Unfortunately that isn’t the case and Tony Romo is not going to return in week 1 of the playoffs. So why not Moore?We know what the Cowboys have in Cassel but we don’t know (honestly, no one does) what the Cowboys have in Moore.

Moore may stink. The Cowboys would then lose the division, have a great draft pick, and know not to bring back Moore or Cassel next season. But Kellen Moore may also be good. Good enough to inspire his team, win the division, give hope in the playoffs, and maybe even answer the QB question for the future.

In football, information is power and it’s time the Cowboys start finding out about Kellen Moore because what do they have to lose?

Next: Johnny Manziel and the Cowboys: A Distinct Possibility

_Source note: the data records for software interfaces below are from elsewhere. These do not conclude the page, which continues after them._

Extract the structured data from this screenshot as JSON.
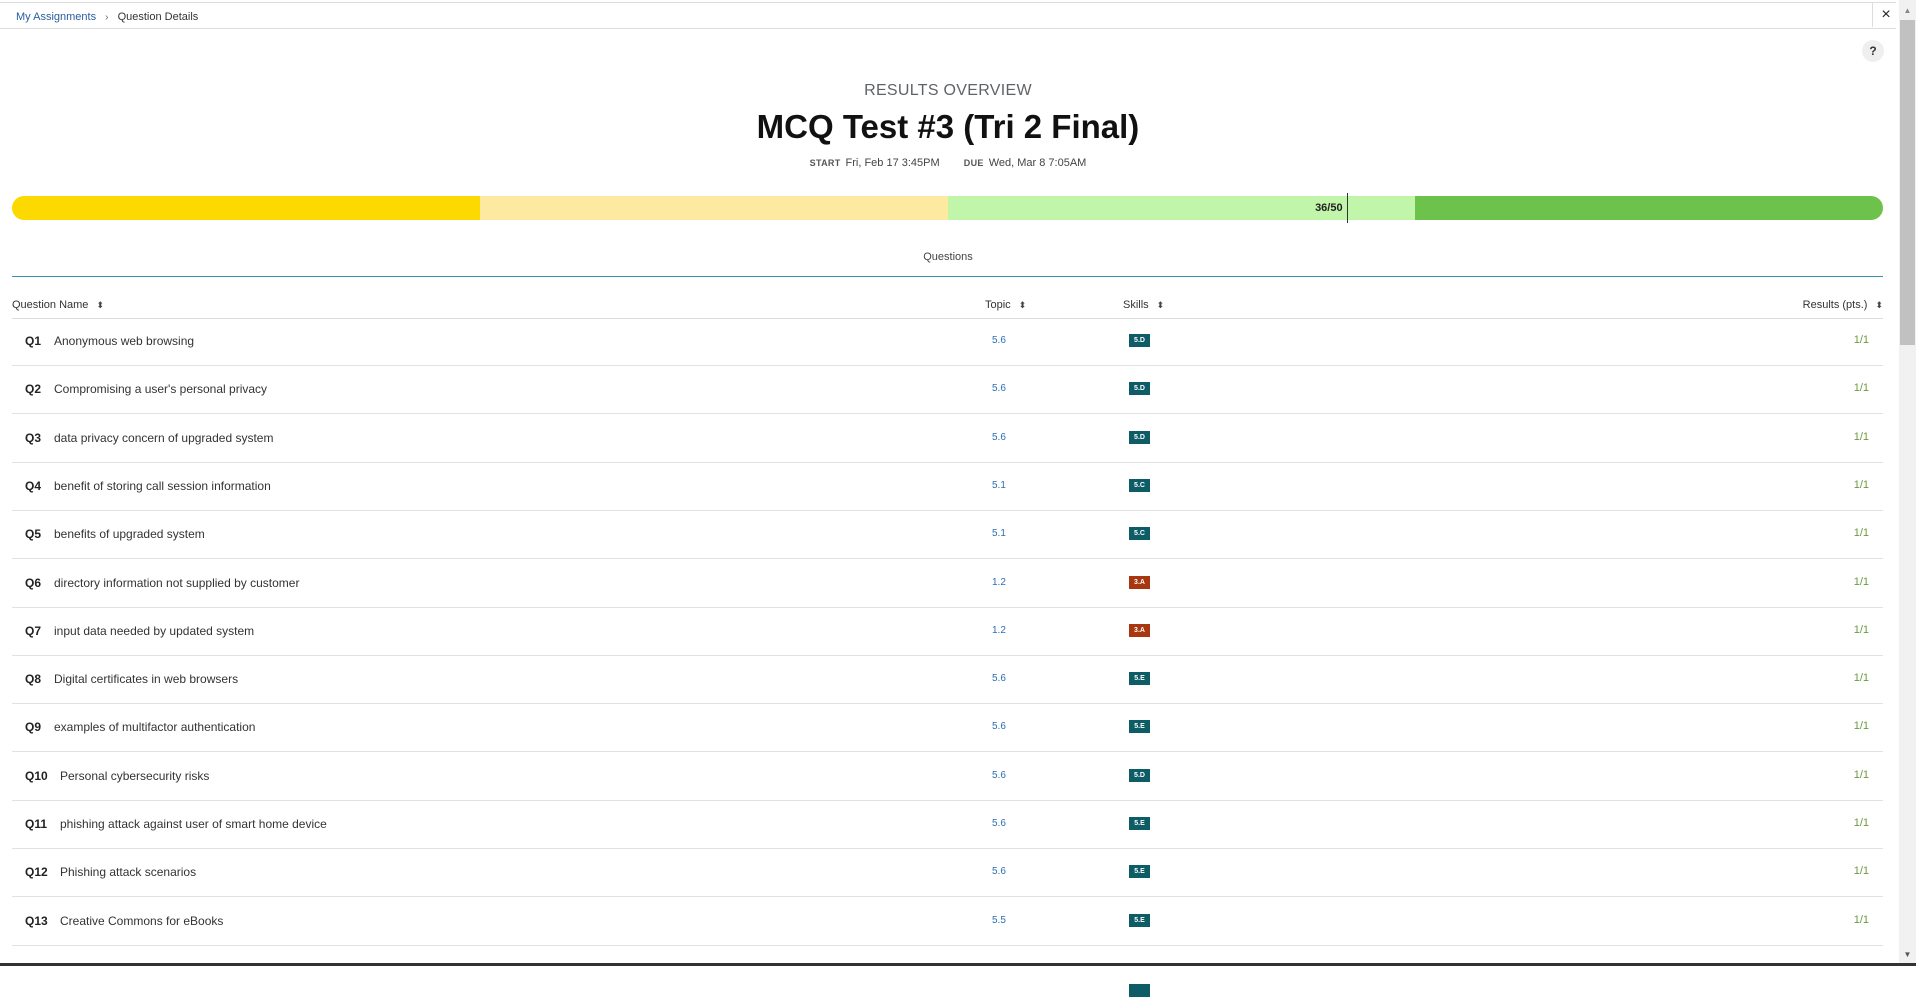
{
  "breadcrumb": {
    "parent": "My Assignments",
    "separator": "›",
    "current": "Question Details"
  },
  "window": {
    "close_icon": "×",
    "help_label": "?"
  },
  "overview": {
    "label": "RESULTS OVERVIEW",
    "title": "MCQ Test #3 (Tri 2 Final)",
    "start_key": "START",
    "start_value": "Fri, Feb 17 3:45PM",
    "due_key": "DUE",
    "due_value": "Wed, Mar 8 7:05AM"
  },
  "score_bar": {
    "score_label": "36/50",
    "score": 36,
    "max": 50,
    "segment_colors": [
      "#fcd900",
      "#fdeaa0",
      "#c1f5aa",
      "#6cc24a"
    ]
  },
  "tab": {
    "label": "Questions"
  },
  "table": {
    "columns": {
      "name": "Question Name",
      "topic": "Topic",
      "skills": "Skills",
      "results": "Results (pts.)"
    },
    "sort_icon": "⬍",
    "skill_colors": {
      "teal": "#0e5c66",
      "rust": "#a8360f"
    },
    "rows": [
      {
        "num": "Q1",
        "name": "Anonymous web browsing",
        "topic": "5.6",
        "skill": "5.D",
        "skill_color": "teal",
        "result": "1/1"
      },
      {
        "num": "Q2",
        "name": "Compromising a user's personal privacy",
        "topic": "5.6",
        "skill": "5.D",
        "skill_color": "teal",
        "result": "1/1"
      },
      {
        "num": "Q3",
        "name": "data privacy concern of upgraded system",
        "topic": "5.6",
        "skill": "5.D",
        "skill_color": "teal",
        "result": "1/1"
      },
      {
        "num": "Q4",
        "name": "benefit of storing call session information",
        "topic": "5.1",
        "skill": "5.C",
        "skill_color": "teal",
        "result": "1/1"
      },
      {
        "num": "Q5",
        "name": "benefits of upgraded system",
        "topic": "5.1",
        "skill": "5.C",
        "skill_color": "teal",
        "result": "1/1"
      },
      {
        "num": "Q6",
        "name": "directory information not supplied by customer",
        "topic": "1.2",
        "skill": "3.A",
        "skill_color": "rust",
        "result": "1/1"
      },
      {
        "num": "Q7",
        "name": "input data needed by updated system",
        "topic": "1.2",
        "skill": "3.A",
        "skill_color": "rust",
        "result": "1/1"
      },
      {
        "num": "Q8",
        "name": "Digital certificates in web browsers",
        "topic": "5.6",
        "skill": "5.E",
        "skill_color": "teal",
        "result": "1/1"
      },
      {
        "num": "Q9",
        "name": "examples of multifactor authentication",
        "topic": "5.6",
        "skill": "5.E",
        "skill_color": "teal",
        "result": "1/1"
      },
      {
        "num": "Q10",
        "name": "Personal cybersecurity risks",
        "topic": "5.6",
        "skill": "5.D",
        "skill_color": "teal",
        "result": "1/1"
      },
      {
        "num": "Q11",
        "name": "phishing attack against user of smart home device",
        "topic": "5.6",
        "skill": "5.E",
        "skill_color": "teal",
        "result": "1/1"
      },
      {
        "num": "Q12",
        "name": "Phishing attack scenarios",
        "topic": "5.6",
        "skill": "5.E",
        "skill_color": "teal",
        "result": "1/1"
      },
      {
        "num": "Q13",
        "name": "Creative Commons for eBooks",
        "topic": "5.5",
        "skill": "5.E",
        "skill_color": "teal",
        "result": "1/1"
      },
      {
        "num": "",
        "name": "",
        "topic": "",
        "skill": "",
        "skill_color": "teal",
        "result": ""
      }
    ]
  }
}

"“He’s a really smart guy,” Garret said. “He’s a really hard working guy. He’s diligent in everything he does and that reflects in how he’s improved since he’s been here.”"